Designing an Enterprise Information Infrastructure

I have always been an organized person. Growing up, my room was neat, I kept track of my grades, my clothes were put away, and my bed was made. I have always felt a sense of discomfort if I did not know what was going on. In college, I quickly learned that organization was the key to success, and I carried the same philosophy into my professional career. Even fresh out of college and working in my first job as a manufacturing engineer, I was quick to offer suggestions to my more experienced colleagues regarding ways to implement processes to improve the efficiency of the organization. It did not take long before someone gave me the nickname “Mr. Process.” Although the name was usually accompanied by some smirks, I actually liked the name and referred to myself the same way when I interviewed for jobs later in my career. Mr. Process obviously finds processes to be important in an organization, and processes are absolutely vital in the management of enterprise content. Without well-defined processes, even good enterprise content will quickly tend toward chaos. Without these processes, there is no control over how data are modified and maintained. Data need to be managed. The importance of data management policies can be better understood with an example from my own work experience. In the early 1990s, I joined a software development company as the vice president (VP) of product development. At the time, the company only had 13 employees, but they dealt with a significant amount of information because they had sales of $3.5 million per year and over 1 million customers. Enterprise content included a large customer database, large repositories of software source code and documentation, and reams of technical support information. The small staff was having difficulties trying to stay abreast of day-to-day operations and had consequently paid no attention to the management of these important collections of valuable content. Mr. Process did not like this at all. During one of our weekly executive staff meetings, I raised the issue of enterprise content gone wild. I explained to the members of the staff how it was virtually impossible to locate and identify all of the software source code we were supposed to be working with.

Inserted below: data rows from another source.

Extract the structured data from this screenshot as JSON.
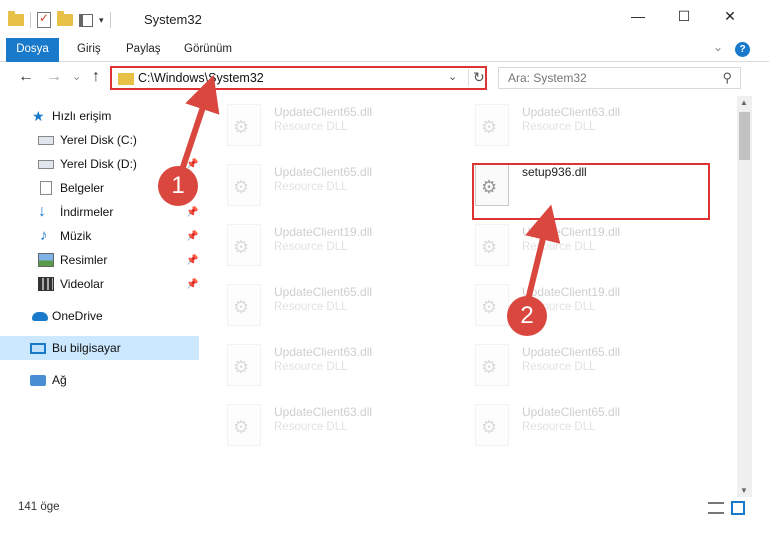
{
  "window": {
    "title": "System32",
    "minimize_glyph": "—",
    "maximize_glyph": "☐",
    "close_glyph": "✕"
  },
  "ribbon": {
    "tabs": [
      "Dosya",
      "Giriş",
      "Paylaş",
      "Görünüm"
    ],
    "help_glyph": "?"
  },
  "navigation": {
    "back_glyph": "←",
    "forward_glyph": "→",
    "recent_glyph": "⌄",
    "up_glyph": "↑",
    "address": "C:\\Windows\\System32",
    "search_placeholder": "Ara: System32"
  },
  "sidebar": {
    "items": [
      {
        "label": "Hızlı erişim",
        "icon": "star-icon"
      },
      {
        "label": "Yerel Disk (C:)",
        "icon": "disk-icon"
      },
      {
        "label": "Yerel Disk (D:)",
        "icon": "disk-icon"
      },
      {
        "label": "Belgeler",
        "icon": "documents-icon"
      },
      {
        "label": "İndirmeler",
        "icon": "download-icon"
      },
      {
        "label": "Müzik",
        "icon": "music-icon"
      },
      {
        "label": "Resimler",
        "icon": "pictures-icon"
      },
      {
        "label": "Videolar",
        "icon": "videos-icon"
      },
      {
        "label": "OneDrive",
        "icon": "cloud-icon"
      },
      {
        "label": "Bu bilgisayar",
        "icon": "computer-icon"
      },
      {
        "label": "Ağ",
        "icon": "network-icon"
      }
    ]
  },
  "files": [
    {
      "name": "UpdateClient65.dll",
      "type": "Resource DLL",
      "faded": true
    },
    {
      "name": "UpdateClient63.dll",
      "type": "Resource DLL",
      "faded": true
    },
    {
      "name": "UpdateClient65.dll",
      "type": "Resource DLL",
      "faded": true
    },
    {
      "name": "setup936.dll",
      "type": "",
      "faded": false
    },
    {
      "name": "UpdateClient19.dll",
      "type": "Resource DLL",
      "faded": true
    },
    {
      "name": "UpdateClient19.dll",
      "type": "Resource DLL",
      "faded": true
    },
    {
      "name": "UpdateClient65.dll",
      "type": "Resource DLL",
      "faded": true
    },
    {
      "name": "UpdateClient19.dll",
      "type": "Resource DLL",
      "faded": true
    },
    {
      "name": "UpdateClient63.dll",
      "type": "Resource DLL",
      "faded": true
    },
    {
      "name": "UpdateClient65.dll",
      "type": "Resource DLL",
      "faded": true
    },
    {
      "name": "UpdateClient63.dll",
      "type": "Resource DLL",
      "faded": true
    },
    {
      "name": "UpdateClient65.dll",
      "type": "Resource DLL",
      "faded": true
    }
  ],
  "status": {
    "item_count": "141 öge"
  },
  "annotations": {
    "step1": "1",
    "step2": "2",
    "color": "#d9473f"
  }
}
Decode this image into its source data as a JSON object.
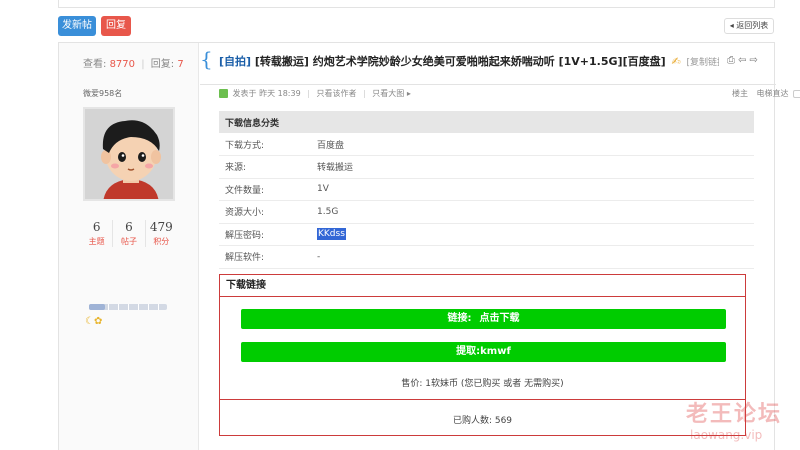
{
  "toolbar": {
    "new_post_label": "发新帖",
    "reply_label": "回复",
    "back_label": "返回列表"
  },
  "thread": {
    "views_label": "查看:",
    "views": "8770",
    "replies_label": "回复:",
    "replies": "7",
    "category": "[自拍]",
    "title": "[转载搬运] 约炮艺术学院妙龄少女绝美可爱啪啪起来娇喘动听 [1V+1.5G][百度盘]",
    "copy_link_label": "[复制链接]"
  },
  "author": {
    "name": "微爱958名",
    "stats": [
      {
        "value": "6",
        "label": "主题"
      },
      {
        "value": "6",
        "label": "帖子"
      },
      {
        "value": "479",
        "label": "积分"
      }
    ],
    "level_progress": 0.2,
    "medals": "☾✿"
  },
  "post": {
    "posted_at": "发表于 昨天 18:39",
    "only_author_label": "只看该作者",
    "only_image_label": "只看大图",
    "floor_label": "楼主",
    "e_reading_label": "电梯直达"
  },
  "download_info": {
    "header": "下载信息分类",
    "rows": [
      {
        "key": "下载方式:",
        "value": "百度盘"
      },
      {
        "key": "来源:",
        "value": "转载搬运"
      },
      {
        "key": "文件数量:",
        "value": "1V"
      },
      {
        "key": "资源大小:",
        "value": "1.5G"
      },
      {
        "key": "解压密码:",
        "value": "KKdss"
      },
      {
        "key": "解压软件:",
        "value": "-"
      }
    ]
  },
  "download_box": {
    "title": "下载链接",
    "link_label": "链接:",
    "link_text": "点击下载",
    "code_label": "提取:",
    "code": "kmwf",
    "price_text": "售价:  1软妹币  (您已购买 或者 无需购买)",
    "buyers_text": "已购人数:  569"
  },
  "watermark": {
    "line1": "老王论坛",
    "line2": "laowang.vip"
  }
}
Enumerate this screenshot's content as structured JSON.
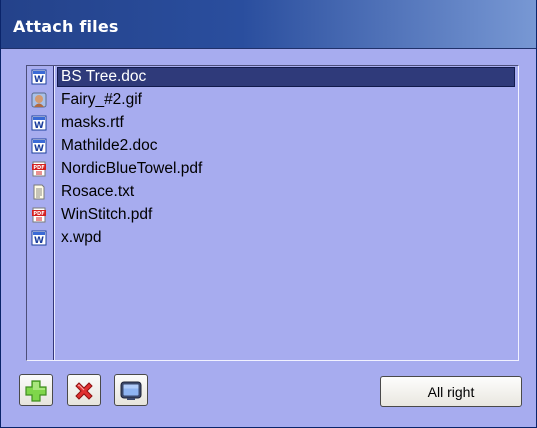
{
  "window": {
    "title": "Attach files"
  },
  "files": [
    {
      "name": "BS Tree.doc",
      "icon": "word-doc-icon",
      "selected": true
    },
    {
      "name": "Fairy_#2.gif",
      "icon": "image-icon",
      "selected": false
    },
    {
      "name": "masks.rtf",
      "icon": "word-doc-icon",
      "selected": false
    },
    {
      "name": "Mathilde2.doc",
      "icon": "word-doc-icon",
      "selected": false
    },
    {
      "name": "NordicBlueTowel.pdf",
      "icon": "pdf-icon",
      "selected": false
    },
    {
      "name": "Rosace.txt",
      "icon": "text-file-icon",
      "selected": false
    },
    {
      "name": "WinStitch.pdf",
      "icon": "pdf-icon",
      "selected": false
    },
    {
      "name": "x.wpd",
      "icon": "word-doc-icon",
      "selected": false
    }
  ],
  "toolbar": {
    "add_icon": "plus-icon",
    "remove_icon": "red-x-icon",
    "view_icon": "monitor-icon",
    "ok_label": "All right"
  },
  "colors": {
    "titlebar_start": "#24428a",
    "titlebar_end": "#7898d4",
    "panel_background": "#a7acef",
    "selection": "#2f3a7a"
  }
}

I offered examples of how our source code was being modified with proper controls and how it was difficult to even build products because of unauthorized changes. I told them how the technical support staff (who I was in charge of) were unable to find past support information on customers and how they were forced to enter the same information multiple times, and how they could not access historical information so they could learn from a knowledge base. These were just some of the complaints I lodged. Of course, the chief executive officer (CEO) asked me what I thought should be done to improve the situation. When I responded “data governance” I just received blank stares from around the table. I explained that data governance involves instituting well-defined policies and procedures for the management of enterprise content and also making sure that even the changes to policies and procedures were only made with proper authorization and approval. I expected a great deal of enthusiastic support for this outstanding suggestion, but instead the CEO simply said “How much will this cost?” Unfortunately, my response was not really what everyone wanted to hear. I was not, however, asked to leave the room, so I continued. It was actually not that hard to show the executive staff how much money we were losing from inadequate data governance. It was relatively easy to show how an investment in data governance would quickly pay for itself and help structure the company for future growth (this last part everyone understood and liked). Data governance became a part of the company that day. Because of our small staff count and the fact that I was already known there as Mr. Process, I now held the cotitles of “Mr. Process” and “Data Governor.” I began my tenure with a full evaluation of the enterprise content, the data sources, and the current processes used. There was a lot of room for improvements that were quickly identified merely by getting the information organized. For example, we implemented a source code control system with secure access rights that required all software engineers to check their code in and out of the system and have approvals on code changes before check-in could take place. I estimate that our software engineering department’s productivity increased by 30% the day this system was running. A relatively simple issue-tracking system was implemented in the tech support department, which ensured that all support calls were logged and shared for future reference. This system enforced strict data governance on all technical support information and saved significant money for the company. These are just some of the examples of changes made that were part of a larger data governance plan for the company. Moral of the Story If the shoe fits, wear it. I’m proud to be called Mr. Process because there have been so many times in my career that I have seen the positive result achieved by instituting good processes in an enterprise. I did not always know what the term data governance meant, but I have always known that if you do not have well-defined processes in place for management of the data in an organization, then the data will not be nearly as useful as it could be. Even the processes must be managed so they stay current and effective. Data governance and the processes it manages must be a key part of any healthy organization. Assignment The preceding story demonstrates how processes play a key role in enterprise content management. Without good processes, content will quickly tend toward disorganization and inefficiency. Data governance helps ensure that policies are in place and maintained so the content management will be effective for the future. For this discussion, research the library and Internet for information about data governance, and respond to the questions below. Consider how the company in the story had to face some of these questions and how they addressed similar issues. How do you think data governance impacts the processes used to handle data in an organization? What steps should be followed to properly evaluate an organization’s processes that are related to content management? Select 1 area of data governance, and describe how data would be handled with and without data governance policies in effect. Discuss the effect on the business as a result.